Tillett spoke to the Collegian about what she hopes to accomplish in this position and how the Title IX team is working to support students on campus in need of these services.

Chloe Adams: Can you provide some background about yourself, along with what led you to joining the Title IX team?

Kerri Thompson Tillett: My experiences in college left a deep impression on me. There were times when I simply did not feel like I fit in. This experience was my inspiration to work towards creating working and learning environments where people can feel comfortable being themselves. My work in the Title IX space is an extension of that commitment.

CA: What does Title IX intend to do for students?

KTT: Title IX is the federal law that prohibits discrimination based upon sex in education programs and activities. The purpose is to protect students from, for example, sexual harassment, sexual assault, dating violence, domestic violence and stalking. It also prohibits discrimination based upon pregnancy.

CA: How do these services help UMass students?

KTT: Our team of intake coordinators and investigators are compassionate and committed to providing student-centered support when students report that they are the victims of a Title IX violation. Our first priority is to connect the survivor to supportive resources such as Center for Women and Community or Center for Counseling and Psychological Health. Other resources could include adjustments to housing assignments, academic flexibility, no contact directives or assistance in seeking a court-issued protective order.

CA: What do you hope to accomplish now as the new Title IX coordinator that may not have been achieved in the past?

KTT: My priority is for our team to develop trusting relationships with students so that the campus community can feel comfortable reporting Title IX violations to our office. When these matters are reported to us, it will help bring a level of accountability to those who commit these acts.

CA: What are your responsibilities in this position?

KTT: My role as associate vice chancellor is to lead the Office of Equal Opportunity whose purpose is to investigate matters of discrimination, harassment and related retaliation. This may include investigating complaints of discrimination based upon, for example, gender, disability, race, sexual orientation and national origin.

CA: How has the Title IX team been addressing ongoing Theta Chi concerns?

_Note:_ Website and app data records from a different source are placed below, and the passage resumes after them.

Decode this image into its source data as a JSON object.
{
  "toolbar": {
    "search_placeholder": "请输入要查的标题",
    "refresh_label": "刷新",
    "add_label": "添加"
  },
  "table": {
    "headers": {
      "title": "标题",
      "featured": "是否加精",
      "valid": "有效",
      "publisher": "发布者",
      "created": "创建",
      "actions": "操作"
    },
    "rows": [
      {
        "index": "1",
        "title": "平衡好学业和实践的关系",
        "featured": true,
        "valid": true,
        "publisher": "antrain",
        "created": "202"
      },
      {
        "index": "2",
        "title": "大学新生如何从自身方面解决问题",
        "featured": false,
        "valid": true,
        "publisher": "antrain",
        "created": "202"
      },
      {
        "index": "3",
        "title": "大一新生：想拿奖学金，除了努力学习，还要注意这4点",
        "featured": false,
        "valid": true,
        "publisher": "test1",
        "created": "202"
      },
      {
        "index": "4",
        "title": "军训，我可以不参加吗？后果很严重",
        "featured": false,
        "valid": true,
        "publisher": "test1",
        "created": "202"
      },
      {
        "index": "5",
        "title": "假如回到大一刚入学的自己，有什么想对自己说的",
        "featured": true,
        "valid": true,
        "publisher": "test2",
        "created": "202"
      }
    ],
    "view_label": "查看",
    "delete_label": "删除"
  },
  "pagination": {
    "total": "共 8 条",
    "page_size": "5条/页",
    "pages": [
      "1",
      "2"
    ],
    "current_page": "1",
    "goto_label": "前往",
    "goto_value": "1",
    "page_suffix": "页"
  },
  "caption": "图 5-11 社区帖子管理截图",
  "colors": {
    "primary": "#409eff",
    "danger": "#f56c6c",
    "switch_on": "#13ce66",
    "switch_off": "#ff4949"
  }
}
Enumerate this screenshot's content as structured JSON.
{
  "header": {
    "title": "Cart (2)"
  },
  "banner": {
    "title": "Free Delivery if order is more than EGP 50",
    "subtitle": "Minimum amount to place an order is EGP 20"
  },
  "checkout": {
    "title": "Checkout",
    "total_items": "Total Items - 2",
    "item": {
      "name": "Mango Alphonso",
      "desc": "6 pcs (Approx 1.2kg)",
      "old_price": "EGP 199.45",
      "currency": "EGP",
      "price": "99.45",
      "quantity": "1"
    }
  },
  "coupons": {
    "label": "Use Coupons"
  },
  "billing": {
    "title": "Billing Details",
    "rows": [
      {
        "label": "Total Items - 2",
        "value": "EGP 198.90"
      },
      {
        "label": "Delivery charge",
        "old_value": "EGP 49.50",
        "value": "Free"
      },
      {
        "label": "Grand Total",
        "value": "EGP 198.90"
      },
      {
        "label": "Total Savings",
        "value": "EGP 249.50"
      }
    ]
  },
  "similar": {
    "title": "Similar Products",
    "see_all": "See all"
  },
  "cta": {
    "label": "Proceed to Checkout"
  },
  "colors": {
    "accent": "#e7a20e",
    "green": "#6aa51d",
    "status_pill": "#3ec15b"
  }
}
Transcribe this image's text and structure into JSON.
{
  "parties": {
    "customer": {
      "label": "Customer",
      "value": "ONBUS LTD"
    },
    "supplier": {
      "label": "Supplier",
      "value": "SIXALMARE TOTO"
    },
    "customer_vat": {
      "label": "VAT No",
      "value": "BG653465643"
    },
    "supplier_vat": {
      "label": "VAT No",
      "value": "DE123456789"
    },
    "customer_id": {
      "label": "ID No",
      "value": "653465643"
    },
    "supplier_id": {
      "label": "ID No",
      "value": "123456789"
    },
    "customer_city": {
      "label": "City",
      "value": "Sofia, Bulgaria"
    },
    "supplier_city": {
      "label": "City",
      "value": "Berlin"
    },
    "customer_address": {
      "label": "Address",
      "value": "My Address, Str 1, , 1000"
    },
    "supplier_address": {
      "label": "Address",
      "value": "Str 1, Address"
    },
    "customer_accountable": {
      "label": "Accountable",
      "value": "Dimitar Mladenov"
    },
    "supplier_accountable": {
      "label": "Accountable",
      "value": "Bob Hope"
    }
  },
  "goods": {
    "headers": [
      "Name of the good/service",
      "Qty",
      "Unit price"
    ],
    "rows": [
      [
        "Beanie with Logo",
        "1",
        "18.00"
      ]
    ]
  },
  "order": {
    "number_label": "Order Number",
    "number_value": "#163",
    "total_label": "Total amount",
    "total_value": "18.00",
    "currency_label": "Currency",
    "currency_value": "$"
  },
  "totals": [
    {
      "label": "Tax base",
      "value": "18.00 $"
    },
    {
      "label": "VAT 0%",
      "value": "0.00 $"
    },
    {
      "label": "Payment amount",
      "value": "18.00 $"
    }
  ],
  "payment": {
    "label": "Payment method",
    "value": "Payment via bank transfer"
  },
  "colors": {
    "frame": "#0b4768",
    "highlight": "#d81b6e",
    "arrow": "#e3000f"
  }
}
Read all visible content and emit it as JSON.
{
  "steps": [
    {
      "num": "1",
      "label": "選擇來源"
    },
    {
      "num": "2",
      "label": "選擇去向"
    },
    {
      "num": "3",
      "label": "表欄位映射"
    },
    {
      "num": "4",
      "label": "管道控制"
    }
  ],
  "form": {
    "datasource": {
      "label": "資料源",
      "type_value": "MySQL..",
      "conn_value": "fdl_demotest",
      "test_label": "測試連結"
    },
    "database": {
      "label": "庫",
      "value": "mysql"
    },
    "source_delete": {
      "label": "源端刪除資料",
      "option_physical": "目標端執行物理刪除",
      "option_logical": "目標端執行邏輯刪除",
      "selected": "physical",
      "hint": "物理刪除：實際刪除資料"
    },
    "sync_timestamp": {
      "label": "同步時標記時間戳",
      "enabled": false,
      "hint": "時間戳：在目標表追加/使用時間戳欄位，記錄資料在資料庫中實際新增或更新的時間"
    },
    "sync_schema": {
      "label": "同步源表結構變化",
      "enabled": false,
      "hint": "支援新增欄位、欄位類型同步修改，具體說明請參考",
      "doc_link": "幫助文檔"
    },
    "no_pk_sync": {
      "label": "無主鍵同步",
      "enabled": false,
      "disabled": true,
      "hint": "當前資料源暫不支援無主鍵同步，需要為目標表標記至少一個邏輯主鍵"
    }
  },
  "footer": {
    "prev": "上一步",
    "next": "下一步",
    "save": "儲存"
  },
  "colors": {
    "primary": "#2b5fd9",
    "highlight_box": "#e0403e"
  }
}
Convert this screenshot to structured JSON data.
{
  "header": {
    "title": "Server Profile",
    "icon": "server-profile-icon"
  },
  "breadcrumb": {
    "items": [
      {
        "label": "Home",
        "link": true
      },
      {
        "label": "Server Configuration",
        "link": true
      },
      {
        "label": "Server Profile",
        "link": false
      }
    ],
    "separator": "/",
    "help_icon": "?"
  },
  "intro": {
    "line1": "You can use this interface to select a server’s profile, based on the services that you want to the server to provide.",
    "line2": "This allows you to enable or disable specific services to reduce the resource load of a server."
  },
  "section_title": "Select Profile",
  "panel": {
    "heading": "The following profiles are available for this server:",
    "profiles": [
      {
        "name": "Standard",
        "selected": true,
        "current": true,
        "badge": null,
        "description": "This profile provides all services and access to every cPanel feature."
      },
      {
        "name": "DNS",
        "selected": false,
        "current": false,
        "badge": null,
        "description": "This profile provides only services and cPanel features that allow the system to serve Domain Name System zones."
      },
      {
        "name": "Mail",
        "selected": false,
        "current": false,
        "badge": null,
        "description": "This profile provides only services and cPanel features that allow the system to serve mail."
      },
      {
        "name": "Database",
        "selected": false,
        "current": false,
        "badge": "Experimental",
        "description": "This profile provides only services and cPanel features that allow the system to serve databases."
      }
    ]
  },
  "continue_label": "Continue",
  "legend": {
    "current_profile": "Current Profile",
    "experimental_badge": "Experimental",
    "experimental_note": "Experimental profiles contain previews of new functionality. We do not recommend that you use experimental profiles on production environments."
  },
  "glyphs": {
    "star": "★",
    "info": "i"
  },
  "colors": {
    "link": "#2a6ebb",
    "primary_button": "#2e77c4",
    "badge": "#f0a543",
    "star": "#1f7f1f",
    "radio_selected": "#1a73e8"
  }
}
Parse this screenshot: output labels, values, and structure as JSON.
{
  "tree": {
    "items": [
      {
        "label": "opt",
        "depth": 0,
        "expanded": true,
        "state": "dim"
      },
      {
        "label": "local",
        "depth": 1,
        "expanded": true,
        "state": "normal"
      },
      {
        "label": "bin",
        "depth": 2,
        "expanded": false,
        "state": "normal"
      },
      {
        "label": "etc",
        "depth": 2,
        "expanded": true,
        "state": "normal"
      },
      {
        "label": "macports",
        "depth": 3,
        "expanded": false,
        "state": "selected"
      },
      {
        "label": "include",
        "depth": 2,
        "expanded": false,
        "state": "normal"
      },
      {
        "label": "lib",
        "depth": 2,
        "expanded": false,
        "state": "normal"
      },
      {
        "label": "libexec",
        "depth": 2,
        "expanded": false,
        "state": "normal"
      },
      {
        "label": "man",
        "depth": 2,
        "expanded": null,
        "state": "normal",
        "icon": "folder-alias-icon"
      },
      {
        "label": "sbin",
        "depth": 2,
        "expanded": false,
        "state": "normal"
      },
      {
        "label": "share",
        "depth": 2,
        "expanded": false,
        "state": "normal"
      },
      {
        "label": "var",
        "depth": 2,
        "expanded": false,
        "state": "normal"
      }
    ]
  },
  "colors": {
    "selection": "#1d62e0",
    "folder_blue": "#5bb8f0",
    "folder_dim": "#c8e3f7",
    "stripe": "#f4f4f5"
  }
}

KTT: We are taking a two-pronged approach, one public and one private, to the reports involving Greek Life organizations. Publicly, we’re having ongoing discussions with Greek Life organizations, attending programming, providing consultations and being available to the campus. Our work is also private and confidential to meet the needs of individuals. It’s important to note that these ongoing concerns involve students and student groups, and we’re mindful of our obligations under federal and state law and policy. We review publicly known information that we need to be aware of, especially as it relates to safety and our legal obligations. At the same time, we’re reviewing, assessing and following up on reports made directly to the Equal Opportunity Office regarding specific incidents. This requires us to maintain privacy and confidentiality to protect the integrity of equal opportunity inquiries or investigations.

CA: How will you be using Title IX to address sexual harassment and gender discrimination on campus?

KTT: Title IX is the federal law that requires university spaces to be free from gender-based discrimination. We encourage students, faculty and staff to report Title IX allegations to our office.

CA: Will the team be working to make Title IX more understandable on campus for students who may not fully understand their rights under Title IX?

KTT: Absolutely. Initiatives that we hope will bring a deeper understanding of Title IX to our community are a new Title IX website, a Title IX Student Advisory Task Force, the Survivor’s Bill of Rights, streamlined reporting options and the delivery of a sexual assault survey in the spring semester. In addition to these initiatives, I hope that the Title IX Student Advisory Task Force will help me learn exactly what our students need to better understand under Title IX.

Chloe Adams can be reached at [email protected]